Describing the announcement as a “watershed moment,” Nehemiah concluded, “The designation of the Upper Delaware as the MER is not only significant for those of us who live in this beautiful place, and I include all the birds, animals, insects, fish—all the interconnected web of life that makes this a glorious place. This place and this designation also mark a kind of turning point for our country and perhaps even for humanity. We have a choice at this moment: do we allow forces of selfishness, greed and short-sightedness to devastate our home for the last remaining drops of fossil fuel, to plunder the very source of all life, or do we act to protect the source of life for future generations?”


“The endangered rivers report proves that when citizens take action, we can achieve great victories for our rivers and clean water,” said Wodder.


About “America’s Most Endangered Rivers”


American Rivers reviews nominations for the America’s Most Endangered Rivers report from concerned citizens across the country. Rivers are selected based upon a major decision that the public can help influence in the coming year on the proposed action, the significance of the threat to human and natural communities and the degree to which the proposed action would exacerbate or alleviate stresses caused by climate change. The report is a call to action and emphasizes solutions for the rivers and their communities. It also features success stories from the past two decades. Visit to review the report online. Details of the Upper Delaware River designation include the following:


THE THREAT: The Upper Delaware River and its watershed are located over a geological formation known as the Marcellus Shale. To access the natural gas in the shale, multinational energy corporations have acquired drilling rights to large tracts of land in the watershed and requested permits to take clean water from the river to mix with chemicals (some toxic, undisclosed and proprietary), to make hydraulic fracturing fluid for injection into wells to release the gas. Each well requires between three and nine million gallons of water for fracturing. Thousands of truck trips per well are required to transport this water, contributing to greenhouse gas emissions. Extracting gas from shale may result in surface and groundwater pollution, air pollution, soil contamination, habitat fragmentation and erosion. The U.S. Department of Energy notes that “produced wastewater” from gas drilling must be handled as toxic industrial waste.
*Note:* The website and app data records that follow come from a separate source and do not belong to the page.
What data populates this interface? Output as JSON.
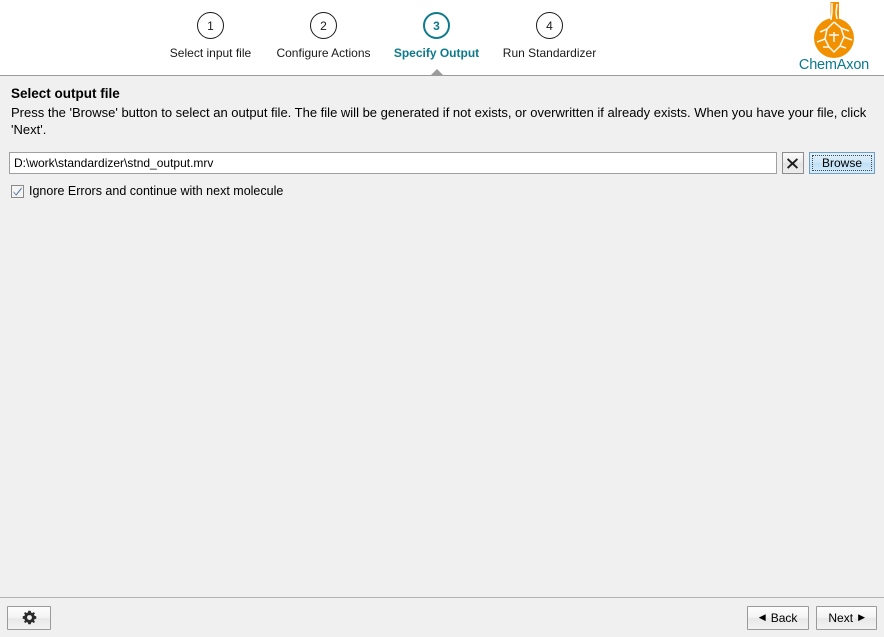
{
  "wizard": {
    "steps": [
      {
        "number": "1",
        "label": "Select input file",
        "active": false
      },
      {
        "number": "2",
        "label": "Configure Actions",
        "active": false
      },
      {
        "number": "3",
        "label": "Specify Output",
        "active": true
      },
      {
        "number": "4",
        "label": "Run Standardizer",
        "active": false
      }
    ],
    "active_color": "#0d7a8c",
    "inactive_color": "#1a1a1a"
  },
  "logo": {
    "name": "chemaxon-logo",
    "text": "ChemAxon",
    "flask_color": "#f29100",
    "text_color": "#0d7a8c"
  },
  "page": {
    "title": "Select output file",
    "description": "Press the 'Browse' button to select an output file. The file will be generated if not exists, or overwritten if already exists. When you have your file, click 'Next'."
  },
  "output_file": {
    "path_value": "D:\\work\\standardizer\\stnd_output.mrv",
    "path_placeholder": "",
    "clear_icon": "close-x-icon",
    "browse_label": "Browse"
  },
  "options": {
    "ignore_errors": {
      "label": "Ignore Errors and continue with next molecule",
      "checked": true
    }
  },
  "footer": {
    "settings_icon": "gear-icon",
    "back_label": "Back",
    "next_label": "Next",
    "back_arrow": "◀",
    "next_arrow": "▶"
  }
}
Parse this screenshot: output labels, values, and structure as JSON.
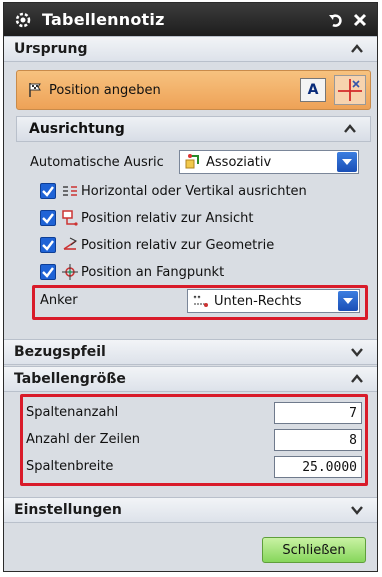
{
  "window": {
    "title": "Tabellennotiz"
  },
  "sections": {
    "ursprung": {
      "label": "Ursprung"
    },
    "bezugspfeil": {
      "label": "Bezugspfeil"
    },
    "tabellengroesse": {
      "label": "Tabellengröße"
    },
    "einstellungen": {
      "label": "Einstellungen"
    }
  },
  "position": {
    "label": "Position angeben",
    "button_a": "A"
  },
  "ausrichtung": {
    "label": "Ausrichtung",
    "auto_label": "Automatische Ausric",
    "auto_value": "Assoziativ",
    "checks": [
      {
        "label": "Horizontal oder Vertikal ausrichten",
        "checked": true,
        "icon": "align-lines-icon"
      },
      {
        "label": "Position relativ zur Ansicht",
        "checked": true,
        "icon": "view-relative-icon"
      },
      {
        "label": "Position relativ zur Geometrie",
        "checked": true,
        "icon": "geometry-relative-icon"
      },
      {
        "label": "Position an Fangpunkt",
        "checked": true,
        "icon": "snap-point-icon"
      }
    ],
    "anker_label": "Anker",
    "anker_value": "Unten-Rechts"
  },
  "table_size": {
    "spaltenanzahl_label": "Spaltenanzahl",
    "spaltenanzahl_value": "7",
    "zeilen_label": "Anzahl der Zeilen",
    "zeilen_value": "8",
    "spaltenbreite_label": "Spaltenbreite",
    "spaltenbreite_value": "25.0000"
  },
  "buttons": {
    "close": "Schließen"
  },
  "colors": {
    "accent_red": "#d91b2a",
    "checkbox_blue": "#1f63d6",
    "orange_bar": "#eea257",
    "green_button": "#86d65b"
  }
}
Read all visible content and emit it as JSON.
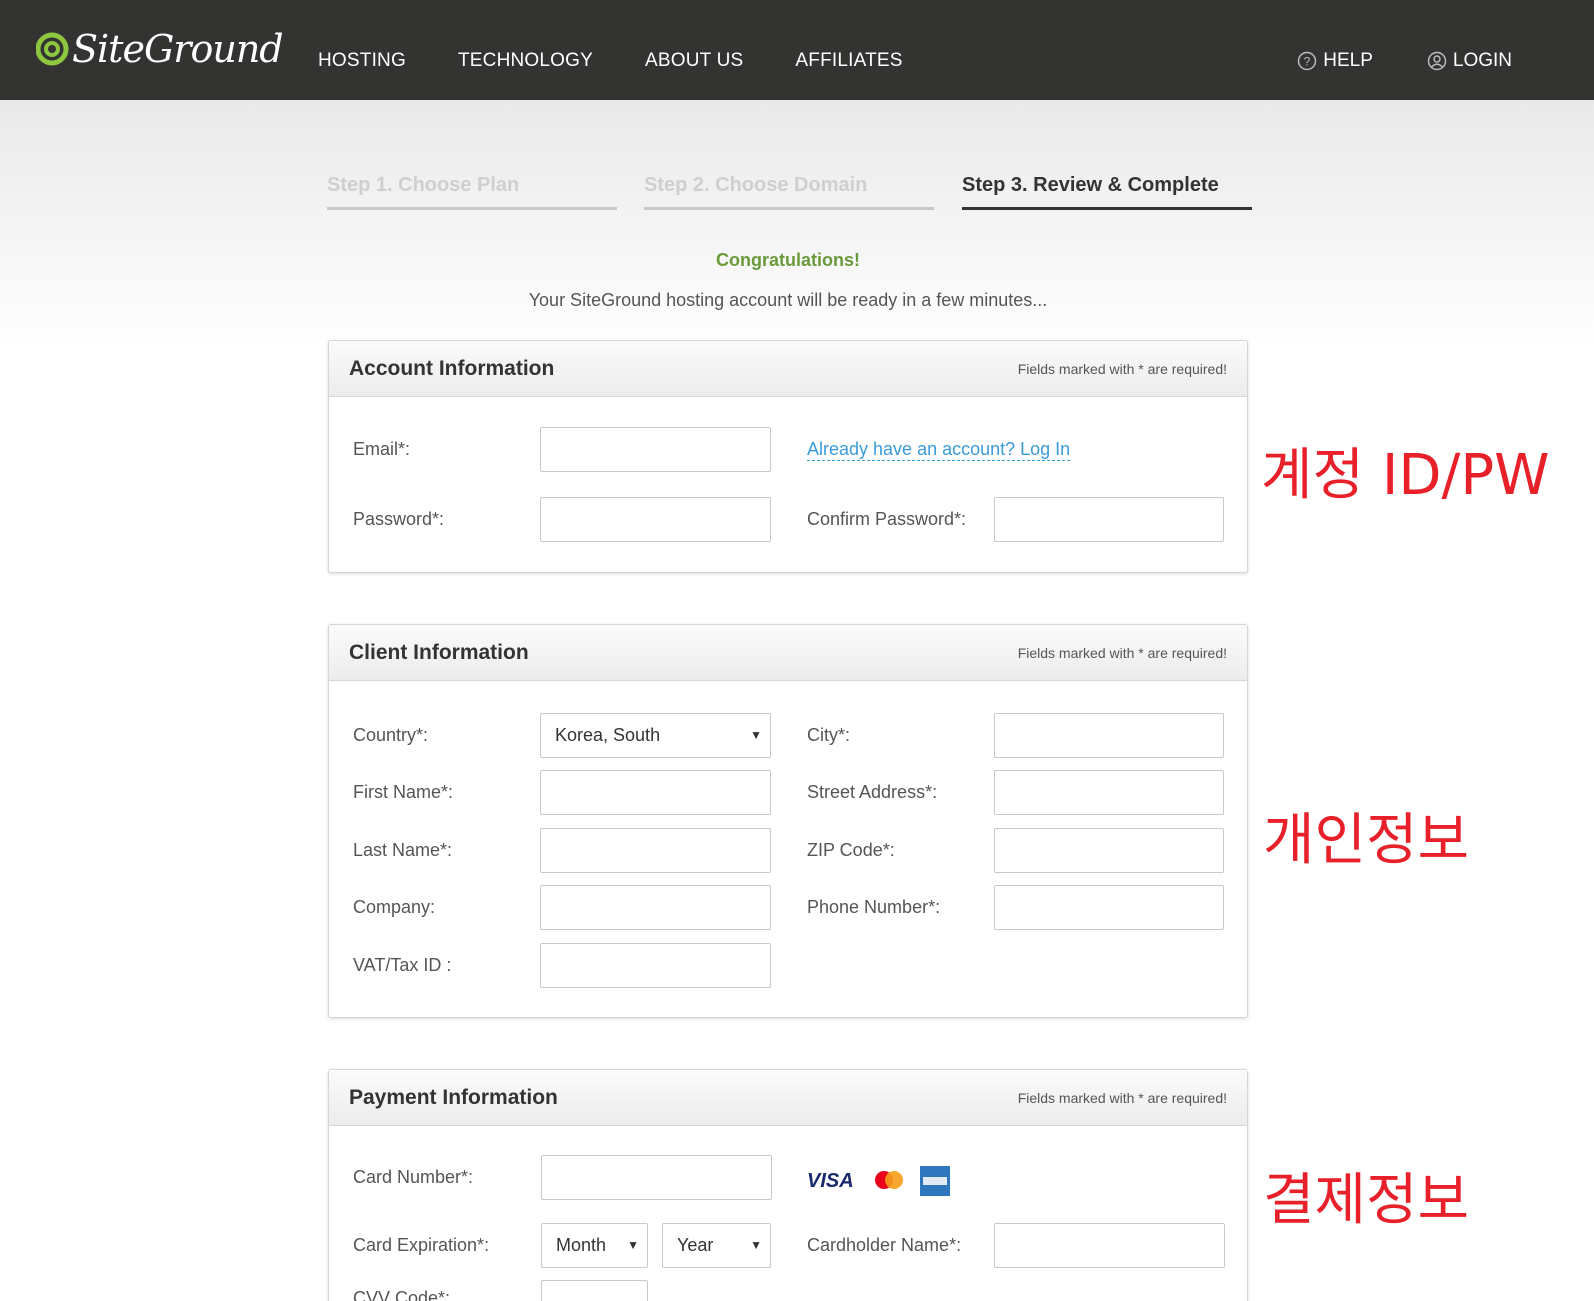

THE ACTION: American Rivers has called on the Delaware River Basin Commission to ban shale fracking in the Upper Delaware watershed until a thorough study of cumulative impacts is completed and the pollution potential of shale fracking is fully documented and assessed. American Rivers also urged Congress to pass the Fracturing Responsibility and Awareness of Chemicals Act of 2009 and to resist special interest pressures to include federal subsidies of shale fracking for natural gas in upcoming energy legislation.